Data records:
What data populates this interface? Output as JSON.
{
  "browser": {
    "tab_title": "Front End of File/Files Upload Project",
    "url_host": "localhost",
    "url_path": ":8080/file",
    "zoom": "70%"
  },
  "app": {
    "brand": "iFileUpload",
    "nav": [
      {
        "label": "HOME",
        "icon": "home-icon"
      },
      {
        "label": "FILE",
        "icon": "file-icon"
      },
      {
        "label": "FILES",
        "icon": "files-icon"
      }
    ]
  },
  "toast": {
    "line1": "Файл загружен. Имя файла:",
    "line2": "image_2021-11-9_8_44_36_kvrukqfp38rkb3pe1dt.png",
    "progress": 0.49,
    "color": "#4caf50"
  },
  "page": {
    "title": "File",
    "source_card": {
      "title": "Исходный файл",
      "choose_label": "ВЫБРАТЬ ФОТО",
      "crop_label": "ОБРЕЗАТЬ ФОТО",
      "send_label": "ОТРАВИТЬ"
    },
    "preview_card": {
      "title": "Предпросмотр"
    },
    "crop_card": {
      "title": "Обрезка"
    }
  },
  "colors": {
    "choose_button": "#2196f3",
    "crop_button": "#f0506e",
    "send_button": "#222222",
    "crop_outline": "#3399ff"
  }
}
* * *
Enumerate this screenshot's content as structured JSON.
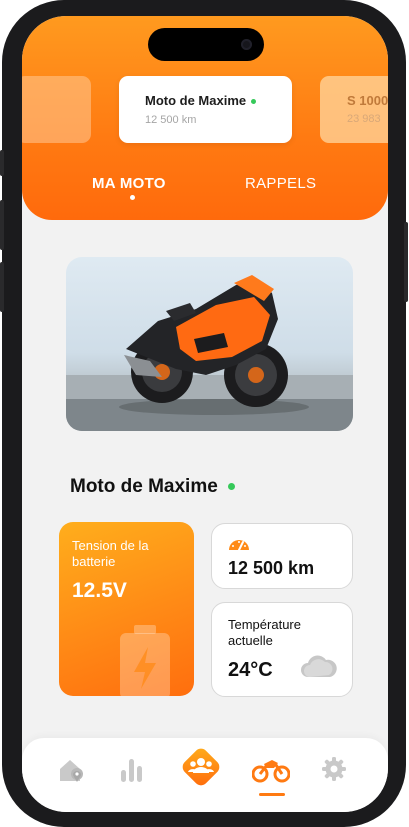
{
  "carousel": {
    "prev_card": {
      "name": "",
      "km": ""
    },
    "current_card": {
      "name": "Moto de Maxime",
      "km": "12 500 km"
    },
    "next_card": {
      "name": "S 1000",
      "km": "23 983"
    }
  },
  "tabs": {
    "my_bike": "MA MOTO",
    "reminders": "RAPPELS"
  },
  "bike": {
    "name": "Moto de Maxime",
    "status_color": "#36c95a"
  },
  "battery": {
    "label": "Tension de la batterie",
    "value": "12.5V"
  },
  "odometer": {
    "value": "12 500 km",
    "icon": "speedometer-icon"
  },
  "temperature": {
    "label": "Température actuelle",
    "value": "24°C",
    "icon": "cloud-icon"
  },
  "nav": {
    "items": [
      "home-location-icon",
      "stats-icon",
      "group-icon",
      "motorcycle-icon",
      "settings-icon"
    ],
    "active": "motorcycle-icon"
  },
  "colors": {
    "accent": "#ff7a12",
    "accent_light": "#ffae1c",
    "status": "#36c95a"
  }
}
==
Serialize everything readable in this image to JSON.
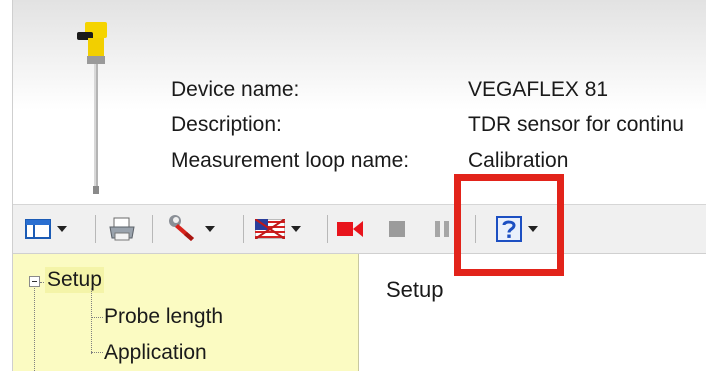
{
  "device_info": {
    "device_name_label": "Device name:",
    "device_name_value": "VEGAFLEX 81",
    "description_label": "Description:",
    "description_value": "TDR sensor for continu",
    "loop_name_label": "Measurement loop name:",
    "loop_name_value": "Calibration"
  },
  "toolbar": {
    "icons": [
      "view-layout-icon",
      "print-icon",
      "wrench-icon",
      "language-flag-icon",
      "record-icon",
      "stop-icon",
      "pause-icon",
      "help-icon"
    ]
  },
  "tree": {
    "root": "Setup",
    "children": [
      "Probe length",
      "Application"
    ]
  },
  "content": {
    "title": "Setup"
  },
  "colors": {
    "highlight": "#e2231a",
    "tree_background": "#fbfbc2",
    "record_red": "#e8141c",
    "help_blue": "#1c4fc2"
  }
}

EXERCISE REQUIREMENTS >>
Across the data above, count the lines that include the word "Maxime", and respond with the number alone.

OUTPUT OF THE TASK >>
2